Can you inherit your own home and still receive Supplemental Security Income (SSI)? Yes, you can. However, inheritance and SSI problems tend to go hand-in-hand for a reason. And the reason has everything to do with the nature of SSI and how it’s calculated.
How SSI Works
SSI is a program that provides aid in cash to elderly U.S citizens 65 years old and over and both adults and children with disabilities. Qualified aliens may also be eligible for this financial aid program.
The Social Security Administration oversees the program. However, unlike Social Security, SSI is a needs-based cash assistance program. And neediness criteria are used to help evaluate the applicant’s income and resources.
To be eligible for SSI benefits in any given month, recipients' countable resources cannot exceed $2,000 for an individual. For a married couple, SSI resource limits stand at $3,000 as of the first day of the month. However, not all possessions – such as an inherited home – always count as resources.
It’s crucial to understand what countable resources or income is, because SSI calculations consider more than regular income. In this case, SSI calculations include unemployment, wages, and Social Security benefits. Also, gifts from your friends and free food or housing may be considered countable resources.
Because of the issue of countable resources, SSI and property ownership becomes a tricky issue to navigate.
Home Ownership Rules
If you meet the home exclusion requirements, you can continue to receive SSI benefits, even if you inherit a home.
Based on this set of criteria, a recipient’s residence, such as the home one owns, does not count as a resource for SSI purposes. However, to qualify, the recipient must have a home-ownership interest. The home must be the permanent residence – the recipient cannot have two homes, such as one for winter months and one for summer months.
Any land the home sits on – regardless of acreage – and any other buildings located on the land are also excluded from resources for SSI eligibility purposes. Homes are not just buildings on land; they can include mobile homes, motor homes, or homes on water, such as boats or houseboats.
Multiple Homes as Resources
An SSI recipient can have only one home, which acts as the primary residence. If one inherits a second home, whichever home is not the principal place of residence is a potential resource that could affect SSI eligibility.
The second home must be saleable to be included as a countable resource.
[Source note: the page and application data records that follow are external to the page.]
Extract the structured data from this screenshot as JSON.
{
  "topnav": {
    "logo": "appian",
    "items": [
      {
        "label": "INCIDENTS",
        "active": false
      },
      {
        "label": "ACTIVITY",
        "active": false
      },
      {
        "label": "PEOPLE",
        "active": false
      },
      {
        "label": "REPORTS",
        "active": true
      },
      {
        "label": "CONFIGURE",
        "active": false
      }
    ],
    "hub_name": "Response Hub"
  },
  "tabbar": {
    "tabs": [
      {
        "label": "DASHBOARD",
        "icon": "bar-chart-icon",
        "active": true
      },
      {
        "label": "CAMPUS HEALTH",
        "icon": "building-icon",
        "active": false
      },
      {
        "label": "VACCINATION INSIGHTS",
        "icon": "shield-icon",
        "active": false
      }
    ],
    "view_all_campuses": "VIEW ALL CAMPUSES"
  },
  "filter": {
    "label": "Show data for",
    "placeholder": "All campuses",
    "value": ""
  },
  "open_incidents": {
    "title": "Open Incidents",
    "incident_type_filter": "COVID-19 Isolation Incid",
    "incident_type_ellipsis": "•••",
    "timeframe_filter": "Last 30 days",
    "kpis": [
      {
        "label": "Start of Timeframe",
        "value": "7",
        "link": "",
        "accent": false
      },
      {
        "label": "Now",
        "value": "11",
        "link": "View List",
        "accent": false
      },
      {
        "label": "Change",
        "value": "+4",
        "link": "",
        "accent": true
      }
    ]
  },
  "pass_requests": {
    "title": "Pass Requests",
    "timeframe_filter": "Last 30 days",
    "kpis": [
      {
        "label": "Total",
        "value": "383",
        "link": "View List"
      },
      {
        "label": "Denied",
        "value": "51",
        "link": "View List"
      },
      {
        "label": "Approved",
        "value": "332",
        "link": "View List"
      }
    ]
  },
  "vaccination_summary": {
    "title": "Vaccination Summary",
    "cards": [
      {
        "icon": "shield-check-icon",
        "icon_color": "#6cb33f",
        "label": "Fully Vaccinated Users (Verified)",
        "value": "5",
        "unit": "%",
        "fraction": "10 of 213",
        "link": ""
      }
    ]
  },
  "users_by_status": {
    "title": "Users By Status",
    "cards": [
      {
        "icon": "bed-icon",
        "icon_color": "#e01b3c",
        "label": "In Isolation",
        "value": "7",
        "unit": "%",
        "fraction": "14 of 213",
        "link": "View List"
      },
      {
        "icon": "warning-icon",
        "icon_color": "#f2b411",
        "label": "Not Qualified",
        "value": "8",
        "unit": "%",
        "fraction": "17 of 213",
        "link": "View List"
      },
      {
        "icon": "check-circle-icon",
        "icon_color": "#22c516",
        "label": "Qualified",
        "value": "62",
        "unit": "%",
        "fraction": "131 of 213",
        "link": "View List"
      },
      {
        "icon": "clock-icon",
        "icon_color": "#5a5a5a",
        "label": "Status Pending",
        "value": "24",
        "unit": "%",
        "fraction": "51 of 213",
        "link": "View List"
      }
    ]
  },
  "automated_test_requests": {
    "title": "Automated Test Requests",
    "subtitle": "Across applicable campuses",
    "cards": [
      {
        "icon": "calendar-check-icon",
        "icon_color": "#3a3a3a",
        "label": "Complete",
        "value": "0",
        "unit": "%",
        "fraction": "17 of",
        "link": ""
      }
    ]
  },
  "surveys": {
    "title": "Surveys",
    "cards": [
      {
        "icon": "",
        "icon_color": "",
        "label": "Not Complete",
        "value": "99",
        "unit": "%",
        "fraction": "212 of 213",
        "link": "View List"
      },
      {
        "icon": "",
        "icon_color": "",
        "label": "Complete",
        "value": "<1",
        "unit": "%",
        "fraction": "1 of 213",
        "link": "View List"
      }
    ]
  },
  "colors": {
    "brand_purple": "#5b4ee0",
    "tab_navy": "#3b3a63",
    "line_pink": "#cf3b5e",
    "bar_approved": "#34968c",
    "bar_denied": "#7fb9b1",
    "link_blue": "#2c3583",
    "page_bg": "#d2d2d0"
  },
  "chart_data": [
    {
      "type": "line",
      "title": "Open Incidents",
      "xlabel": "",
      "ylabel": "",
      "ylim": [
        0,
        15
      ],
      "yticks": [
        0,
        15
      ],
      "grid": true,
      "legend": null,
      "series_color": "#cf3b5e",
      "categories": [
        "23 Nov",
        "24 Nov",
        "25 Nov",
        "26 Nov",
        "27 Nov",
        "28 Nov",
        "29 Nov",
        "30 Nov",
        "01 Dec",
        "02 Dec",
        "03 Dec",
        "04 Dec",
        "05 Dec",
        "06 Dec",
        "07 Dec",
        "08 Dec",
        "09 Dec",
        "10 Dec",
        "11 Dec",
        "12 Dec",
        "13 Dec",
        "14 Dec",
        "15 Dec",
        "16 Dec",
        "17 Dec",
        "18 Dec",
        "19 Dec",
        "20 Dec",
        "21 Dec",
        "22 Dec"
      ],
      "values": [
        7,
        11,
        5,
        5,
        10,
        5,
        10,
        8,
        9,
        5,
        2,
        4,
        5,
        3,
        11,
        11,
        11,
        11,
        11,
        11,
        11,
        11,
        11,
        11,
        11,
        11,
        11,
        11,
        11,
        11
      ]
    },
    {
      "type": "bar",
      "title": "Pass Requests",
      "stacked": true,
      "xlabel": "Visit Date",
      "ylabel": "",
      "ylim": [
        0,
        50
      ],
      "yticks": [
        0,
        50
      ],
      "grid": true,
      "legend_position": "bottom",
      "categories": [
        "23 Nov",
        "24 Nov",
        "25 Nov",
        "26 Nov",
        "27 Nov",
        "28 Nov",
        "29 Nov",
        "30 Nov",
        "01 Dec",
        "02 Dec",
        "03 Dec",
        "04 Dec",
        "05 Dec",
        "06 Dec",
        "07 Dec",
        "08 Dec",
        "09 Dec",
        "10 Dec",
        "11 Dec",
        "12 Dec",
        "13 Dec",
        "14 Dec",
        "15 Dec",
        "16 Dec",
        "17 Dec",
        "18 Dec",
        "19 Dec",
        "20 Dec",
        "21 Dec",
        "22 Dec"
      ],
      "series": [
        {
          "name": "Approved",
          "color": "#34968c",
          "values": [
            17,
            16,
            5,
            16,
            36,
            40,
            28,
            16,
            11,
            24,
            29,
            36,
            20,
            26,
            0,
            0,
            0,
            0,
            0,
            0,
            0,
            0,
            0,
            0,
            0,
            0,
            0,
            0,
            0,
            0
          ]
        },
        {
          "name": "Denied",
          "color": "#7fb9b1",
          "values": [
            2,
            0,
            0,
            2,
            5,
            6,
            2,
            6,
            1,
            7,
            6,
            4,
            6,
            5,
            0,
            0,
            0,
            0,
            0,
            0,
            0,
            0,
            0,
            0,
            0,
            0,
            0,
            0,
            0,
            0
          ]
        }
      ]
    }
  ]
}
If there are impediments to the sale, such as contested ownership or other property owners, the non-residential home property is excluded from resources.
The dollar value of the resource is the amount the owner would receive for the property after all selling costs – the equity value. If the second home has a co-owner, who uses it as the only residence and would be homeless if someone sells it, the second home is not countable as an SSI resource.
Inheritances as Income
Cash or non-cash inheritances are income for SSI purposes and could shrink your SSI or make it disappear altogether. But it only counts at the point the recipient has access to it, such as when the estate is settled.
The value of a non-cash inheritance is whatever the recipient could receive for it if it sells. However, an inherited home that the recipient uses for his residence is valued as income at a presumed maximum value the month received rather than the actual sale value.
Conditional Payments and SSI
The benefits stop if a recipient inherits a home but already owns one that can sell for more than the resource limit. However, the recipient can continue to receive benefits despite exceeding the resource limit if one requests conditional benefits.
In that case, an SSI recipient must sign a written agreement with Social Security to sell the extra home for its fair market value and refund the conditional payments received to the SSA when the property sells. If the proceeds of the sale plus other resources do not exceed the resource limit the month after receipt, benefits continue.
It would be wise to understand the home exclusion rules if you have inherited property or foresee yourself inheriting one. Doing so will make it easier to continue getting your SSI benefits after inheritance.
- SSA: Understanding Supplemental Security Income (SSI) Overview -- 2021 Edition
- NOLO: Income and Asset Limits for SSI Disability Eligibility
- SSA: § 416.1212. Exclusion of the home
- NOLO: When Your Home Can Be Excluded as an Asset for SSI Disability
- SSA: SI 01130.100 The Home Exclusion
- LegalZoom: SSI and Inheritance
- SSA: SI 01150.200 Conditional Benefits
Jane Amar received a Bachelor of Arts in Spanish language and literature from the University of California in Riverside in 1970. After more than 37 years in government service in management and technical positions, she retired and began her writing career. Since 2007 she has written online content in English and Spanish for profit and nonprofit services and individual entrepreneurs.